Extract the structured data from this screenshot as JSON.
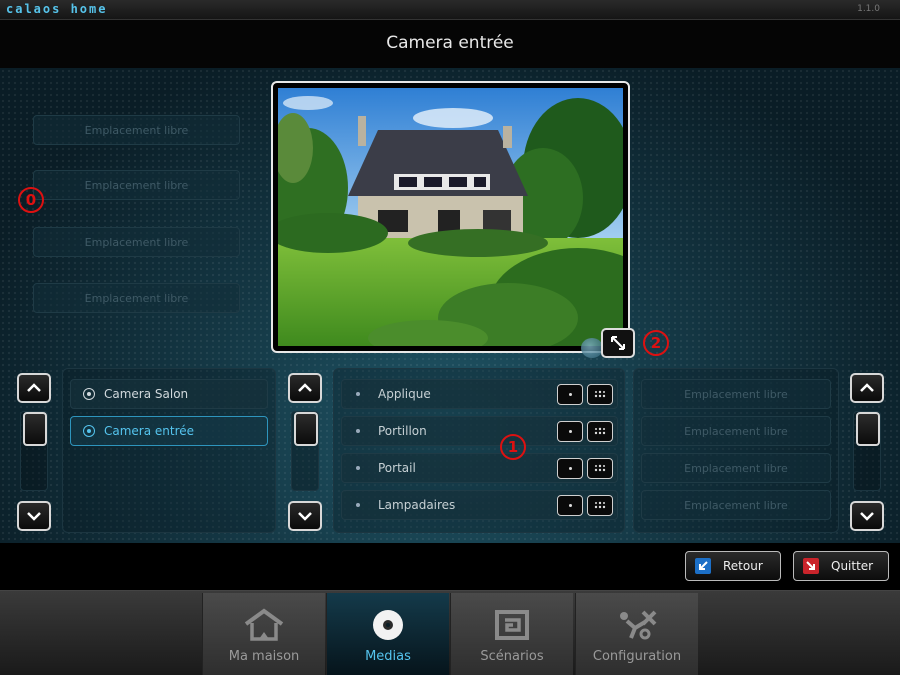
{
  "app": {
    "logo": "calaos home",
    "version": "1.1.0"
  },
  "header": {
    "title": "Camera entrée"
  },
  "left_slots": [
    "Emplacement libre",
    "Emplacement libre",
    "Emplacement libre",
    "Emplacement libre"
  ],
  "markers": {
    "m0": "0",
    "m1": "1",
    "m2": "2"
  },
  "cameras": [
    {
      "label": "Camera Salon",
      "selected": false
    },
    {
      "label": "Camera entrée",
      "selected": true
    }
  ],
  "lights": [
    "Applique",
    "Portillon",
    "Portail",
    "Lampadaires"
  ],
  "right_slots": [
    "Emplacement libre",
    "Emplacement libre",
    "Emplacement libre",
    "Emplacement libre"
  ],
  "actions": {
    "back": "Retour",
    "quit": "Quitter"
  },
  "nav": [
    {
      "label": "Ma maison",
      "icon": "house-icon",
      "active": false
    },
    {
      "label": "Medias",
      "icon": "disc-icon",
      "active": true
    },
    {
      "label": "Scénarios",
      "icon": "scenario-icon",
      "active": false
    },
    {
      "label": "Configuration",
      "icon": "config-icon",
      "active": false
    }
  ],
  "colors": {
    "accent": "#55c4ee",
    "marker": "#dd1111",
    "panel": "#0d2530"
  }
}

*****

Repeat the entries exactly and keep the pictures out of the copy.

- [RESULT]
Extract the structured data from this screenshot as JSON.
{
  "app": {
    "logo": "calaos home",
    "version": "1.1.0"
  },
  "header": {
    "title": "Camera entrée"
  },
  "left_slots": [
    "Emplacement libre",
    "Emplacement libre",
    "Emplacement libre",
    "Emplacement libre"
  ],
  "markers": {
    "m0": "0",
    "m1": "1",
    "m2": "2"
  },
  "cameras": [
    {
      "label": "Camera Salon",
      "selected": false
    },
    {
      "label": "Camera entrée",
      "selected": true
    }
  ],
  "lights": [
    "Applique",
    "Portillon",
    "Portail",
    "Lampadaires"
  ],
  "right_slots": [
    "Emplacement libre",
    "Emplacement libre",
    "Emplacement libre",
    "Emplacement libre"
  ],
  "actions": {
    "back": "Retour",
    "quit": "Quitter"
  },
  "nav": [
    {
      "label": "Ma maison",
      "icon": "house-icon",
      "active": false
    },
    {
      "label": "Medias",
      "icon": "disc-icon",
      "active": true
    },
    {
      "label": "Scénarios",
      "icon": "scenario-icon",
      "active": false
    },
    {
      "label": "Configuration",
      "icon": "config-icon",
      "active": false
    }
  ],
  "colors": {
    "accent": "#55c4ee",
    "marker": "#dd1111",
    "panel": "#0d2530"
  }
}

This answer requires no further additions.